## Task statement
Every record, from first to last, should be written out again exactly.

------------------------------------------------

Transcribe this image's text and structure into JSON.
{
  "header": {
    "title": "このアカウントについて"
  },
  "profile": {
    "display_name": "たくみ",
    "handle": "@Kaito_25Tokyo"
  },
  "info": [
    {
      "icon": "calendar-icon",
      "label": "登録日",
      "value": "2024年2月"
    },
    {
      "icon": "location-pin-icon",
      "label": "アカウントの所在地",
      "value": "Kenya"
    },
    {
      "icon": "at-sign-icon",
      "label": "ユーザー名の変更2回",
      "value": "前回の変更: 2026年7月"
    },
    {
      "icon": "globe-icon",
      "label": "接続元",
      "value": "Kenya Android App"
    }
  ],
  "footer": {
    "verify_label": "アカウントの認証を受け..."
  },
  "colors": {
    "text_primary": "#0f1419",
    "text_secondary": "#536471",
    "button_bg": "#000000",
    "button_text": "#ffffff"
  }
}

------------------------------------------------

## Response below
Transcribe this image's text and structure into JSON.
{
  "header": {
    "title": "このアカウントについて"
  },
  "profile": {
    "display_name": "たくみ",
    "handle": "@Kaito_25Tokyo"
  },
  "info": [
    {
      "icon": "calendar-icon",
      "label": "登録日",
      "value": "2024年2月"
    },
    {
      "icon": "location-pin-icon",
      "label": "アカウントの所在地",
      "value": "Kenya"
    },
    {
      "icon": "at-sign-icon",
      "label": "ユーザー名の変更2回",
      "value": "前回の変更: 2026年7月"
    },
    {
      "icon": "globe-icon",
      "label": "接続元",
      "value": "Kenya Android App"
    }
  ],
  "footer": {
    "verify_label": "アカウントの認証を受け..."
  },
  "colors": {
    "text_primary": "#0f1419",
    "text_secondary": "#536471",
    "button_bg": "#000000",
    "button_text": "#ffffff"
  }
}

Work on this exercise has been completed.